Afterwards, when the sun begins to set, Kazuki drags them into a store nearby and insists on getting snacks and drinks for the three of them. Tooi and Enta wait outside, leaning back against the wall, a discreet distance between them. They talk about mundane, unimportant things, and it’s easy, like it always was between them, except this time there are no rough edges. Tooi asks him about his sister and his grandmother, and it fills Enta with a gratitude and affection he’s sure are showing on his face. Unlike before, when they were younger, Tooi’s inherent kindness doesn’t leave him blindsided. He can respond to it, relish on the feeling. He understands, with sudden clarity, why Kazuki loves Tooi so much.
Tooi, who had seen the ugliest parts of Enta and had decided he was worth keeping around.
So maybe Enta has always liked Tooi, alright. He can admit that now. But right here, in this moment, he likes Tooi more than he ever has before. He tries to sound casual when he speaks. “There’s something I need to tell you.”
“Yeah?” asks Tooi, resting his head back on the well, neck on display.

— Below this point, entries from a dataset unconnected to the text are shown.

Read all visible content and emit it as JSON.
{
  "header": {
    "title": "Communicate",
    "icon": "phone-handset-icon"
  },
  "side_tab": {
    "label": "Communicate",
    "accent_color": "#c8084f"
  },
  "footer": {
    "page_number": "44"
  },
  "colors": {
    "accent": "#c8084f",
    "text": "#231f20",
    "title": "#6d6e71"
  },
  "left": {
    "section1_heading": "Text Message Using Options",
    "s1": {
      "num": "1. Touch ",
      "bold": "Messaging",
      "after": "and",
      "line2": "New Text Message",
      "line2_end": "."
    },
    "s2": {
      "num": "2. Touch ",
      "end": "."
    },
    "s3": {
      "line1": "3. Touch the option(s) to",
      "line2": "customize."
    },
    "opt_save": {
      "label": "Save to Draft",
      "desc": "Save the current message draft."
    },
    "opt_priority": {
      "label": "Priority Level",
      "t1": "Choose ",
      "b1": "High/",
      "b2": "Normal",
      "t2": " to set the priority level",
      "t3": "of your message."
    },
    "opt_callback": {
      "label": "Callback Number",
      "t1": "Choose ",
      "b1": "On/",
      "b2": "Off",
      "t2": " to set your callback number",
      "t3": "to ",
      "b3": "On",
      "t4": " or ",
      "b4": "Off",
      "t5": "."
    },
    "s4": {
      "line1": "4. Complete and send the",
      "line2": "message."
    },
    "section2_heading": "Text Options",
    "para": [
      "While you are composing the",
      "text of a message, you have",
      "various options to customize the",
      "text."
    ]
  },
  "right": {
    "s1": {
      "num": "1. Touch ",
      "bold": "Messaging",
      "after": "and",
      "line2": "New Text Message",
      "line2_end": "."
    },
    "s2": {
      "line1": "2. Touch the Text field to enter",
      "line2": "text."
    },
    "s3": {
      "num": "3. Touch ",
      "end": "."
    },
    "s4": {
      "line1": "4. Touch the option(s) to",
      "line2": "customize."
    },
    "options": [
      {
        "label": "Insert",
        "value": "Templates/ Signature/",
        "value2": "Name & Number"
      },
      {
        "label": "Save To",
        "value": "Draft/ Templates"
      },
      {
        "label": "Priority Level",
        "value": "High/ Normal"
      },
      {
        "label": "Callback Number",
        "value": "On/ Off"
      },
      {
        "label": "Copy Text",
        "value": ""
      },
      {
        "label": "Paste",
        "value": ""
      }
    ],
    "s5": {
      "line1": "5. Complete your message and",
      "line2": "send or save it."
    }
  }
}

Quickly, Enta kisses the corner of Tooi’s mouth. When he pulls back, Tooi is looking at him with a gentle smile on his face. Tooi has always been unreasonably handsome, the bastard, but right now, he’s glowing.
Happiness suits him, Enta thinks.
“I missed you too,” he says. Tooi doesn’t reply, but his hand finds Enta’s and holds on tight, and that’s all Enta needs.
Kazuki’s laugh comes from behind them. When Enta turns to him, he’s carrying plastic bags on both if his hands, and he’s smiling, radiant and lovely. It makes Enta’s heart ache, even now. He meets Tooi’s gaze again, and Enta knows he’s feeling it too, that sweet, tender pain.
“Seems like we’re even now,” Kazuki says.
“Yeah,” Enta agrees, “we are.”